There is the constant need for me to be his translator to every one we meet when we are out and about.  People will ask him a question like his age or where does he go to school and I can just hear his force field shields going up.  He's just staring at them in stunned silence or even better, totally not looking at them at all and suddenly singing "Feliz Navidad".  Then I get the look of either "What's up with this kid?" or "Oh my god! Your kid is so rude."   Nope, there's nothing wrong with him. He's just autistic, blah, blah, blah. and I have to prompt the kiddo to respond.  I'll admit it. I'm so tired of having to do this.  All the freaking time. Sometimes though, we get lucky and he'll quote some Pixar movie.  If we're hanging with another family from the autism tribe, they usually can quote right back.  That's always cool when it happens but those moments are usually few and far between.

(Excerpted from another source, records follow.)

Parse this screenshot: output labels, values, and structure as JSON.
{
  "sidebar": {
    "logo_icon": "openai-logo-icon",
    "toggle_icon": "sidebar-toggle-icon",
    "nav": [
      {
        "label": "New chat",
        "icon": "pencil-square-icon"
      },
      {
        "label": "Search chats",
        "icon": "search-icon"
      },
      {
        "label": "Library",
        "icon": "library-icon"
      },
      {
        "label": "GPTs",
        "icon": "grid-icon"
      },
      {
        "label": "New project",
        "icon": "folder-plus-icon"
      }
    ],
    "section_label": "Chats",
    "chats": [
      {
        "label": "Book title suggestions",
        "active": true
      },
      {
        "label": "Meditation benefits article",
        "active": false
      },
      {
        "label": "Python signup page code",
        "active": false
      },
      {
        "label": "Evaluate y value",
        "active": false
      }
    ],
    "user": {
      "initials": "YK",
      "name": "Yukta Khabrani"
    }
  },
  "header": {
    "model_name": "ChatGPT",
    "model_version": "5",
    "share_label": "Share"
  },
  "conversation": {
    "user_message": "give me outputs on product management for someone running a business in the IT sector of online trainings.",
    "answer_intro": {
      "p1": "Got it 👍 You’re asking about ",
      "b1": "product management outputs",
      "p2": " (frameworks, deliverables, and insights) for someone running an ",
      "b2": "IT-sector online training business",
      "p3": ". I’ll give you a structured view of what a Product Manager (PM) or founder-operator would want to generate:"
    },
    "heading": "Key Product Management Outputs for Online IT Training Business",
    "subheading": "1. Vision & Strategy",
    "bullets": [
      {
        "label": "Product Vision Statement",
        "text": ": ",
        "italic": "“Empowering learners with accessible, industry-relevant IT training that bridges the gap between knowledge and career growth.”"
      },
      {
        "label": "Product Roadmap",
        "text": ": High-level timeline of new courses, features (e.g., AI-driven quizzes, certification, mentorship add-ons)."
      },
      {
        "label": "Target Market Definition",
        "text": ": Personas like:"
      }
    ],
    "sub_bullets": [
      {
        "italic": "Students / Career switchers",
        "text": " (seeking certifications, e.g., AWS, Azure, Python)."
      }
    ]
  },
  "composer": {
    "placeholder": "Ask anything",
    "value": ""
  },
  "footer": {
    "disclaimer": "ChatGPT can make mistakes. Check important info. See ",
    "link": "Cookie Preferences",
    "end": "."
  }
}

I wish your kiddo could talk too. I really do.  I don't wish for anyone to have a non verbal child.  It's even harder than what I have on my plate.  I know you are thinking "What I wouldn't give for my kid to drop an "f"  bomb?".  I would love for that to happen too!  We could sit together and laugh and bitch and moan and be all "OH MY GOD!! Why did he have to say that in Target????".  I want you to have that problem too.  Just realize it's not the perfect problem.  It's just a different one.

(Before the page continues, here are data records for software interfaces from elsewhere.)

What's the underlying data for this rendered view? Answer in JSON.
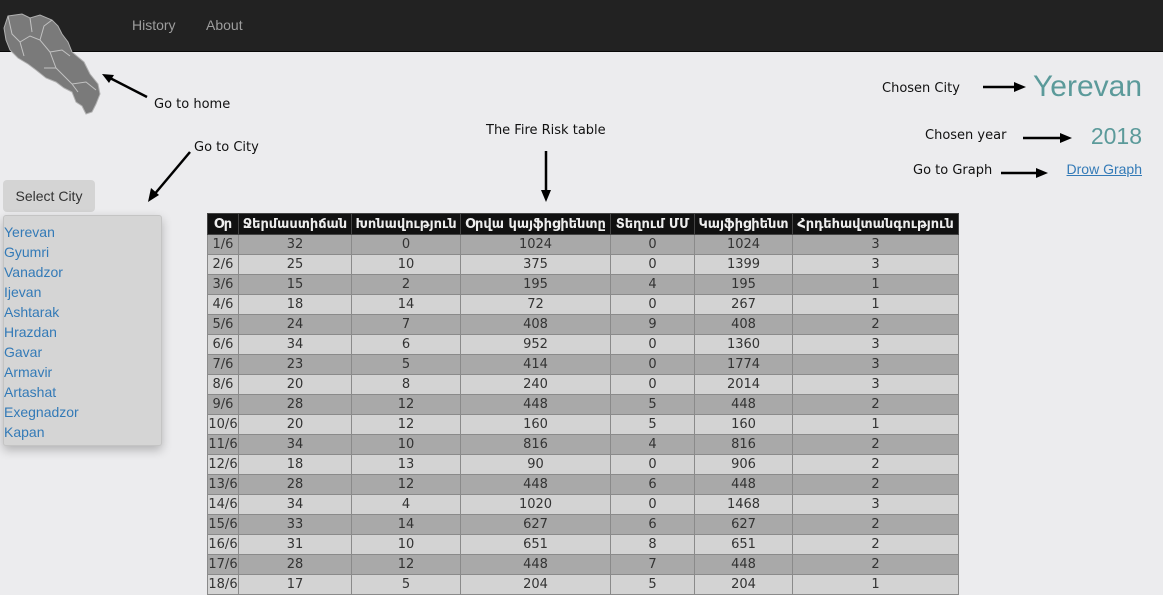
{
  "nav": {
    "items": [
      {
        "label": "History"
      },
      {
        "label": "About"
      }
    ]
  },
  "annotations": {
    "home": "Go to home",
    "city": "Go to City",
    "table": "The Fire Risk table",
    "chosen_city": "Chosen City",
    "chosen_year": "Chosen year",
    "graph": "Go to Graph"
  },
  "selection": {
    "city": "Yerevan",
    "year": "2018",
    "graph_link": "Drow Graph"
  },
  "city_select": {
    "button_label": "Select City",
    "cities": [
      "Yerevan",
      "Gyumri",
      "Vanadzor",
      "Ijevan",
      "Ashtarak",
      "Hrazdan",
      "Gavar",
      "Armavir",
      "Artashat",
      "Exegnadzor",
      "Kapan"
    ]
  },
  "table": {
    "headers": [
      "Օր",
      "Ջերմաստիճան",
      "Խոնավություն",
      "Օրվա կայֆիցիենտը",
      "Տեղում ՄՄ",
      "Կայֆիցիենտ",
      "Հրդեհավտանգություն"
    ],
    "rows": [
      [
        "1/6",
        "32",
        "0",
        "1024",
        "0",
        "1024",
        "3"
      ],
      [
        "2/6",
        "25",
        "10",
        "375",
        "0",
        "1399",
        "3"
      ],
      [
        "3/6",
        "15",
        "2",
        "195",
        "4",
        "195",
        "1"
      ],
      [
        "4/6",
        "18",
        "14",
        "72",
        "0",
        "267",
        "1"
      ],
      [
        "5/6",
        "24",
        "7",
        "408",
        "9",
        "408",
        "2"
      ],
      [
        "6/6",
        "34",
        "6",
        "952",
        "0",
        "1360",
        "3"
      ],
      [
        "7/6",
        "23",
        "5",
        "414",
        "0",
        "1774",
        "3"
      ],
      [
        "8/6",
        "20",
        "8",
        "240",
        "0",
        "2014",
        "3"
      ],
      [
        "9/6",
        "28",
        "12",
        "448",
        "5",
        "448",
        "2"
      ],
      [
        "10/6",
        "20",
        "12",
        "160",
        "5",
        "160",
        "1"
      ],
      [
        "11/6",
        "34",
        "10",
        "816",
        "4",
        "816",
        "2"
      ],
      [
        "12/6",
        "18",
        "13",
        "90",
        "0",
        "906",
        "2"
      ],
      [
        "13/6",
        "28",
        "12",
        "448",
        "6",
        "448",
        "2"
      ],
      [
        "14/6",
        "34",
        "4",
        "1020",
        "0",
        "1468",
        "3"
      ],
      [
        "15/6",
        "33",
        "14",
        "627",
        "6",
        "627",
        "2"
      ],
      [
        "16/6",
        "31",
        "10",
        "651",
        "8",
        "651",
        "2"
      ],
      [
        "17/6",
        "28",
        "12",
        "448",
        "7",
        "448",
        "2"
      ],
      [
        "18/6",
        "17",
        "5",
        "204",
        "5",
        "204",
        "1"
      ]
    ]
  }
}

I have to wonder how a kiddo can perfectly mimic the voices from a YouTube clip but can't order a side of fries for himself at the diner.  Or when he can say it, it's done at such a whisper that no one can hear it and they ask again what he wants.  He then gets so upset that they didn't hear him and he got it wrong that he doesn't say anything at all.  I have to wonder how in the world he will manage at all when I am not there to help.

Then there is the fun of telling him "No" to when he does make his needs known.  We badger the living daylights out of him to "use his words" and when he finally does, he doesn't get what he asked for.  This has confused him to no end.  I feel terrible when this happens because I know it was a struggle for him to get those words out.  There I go, telling him "NOPE".  I know this has to do a number on his head.

None of this is easy and no one has it better than you. That's what I have to try to remember.  Everyone has plenty on their plate and it's not always what they ordered.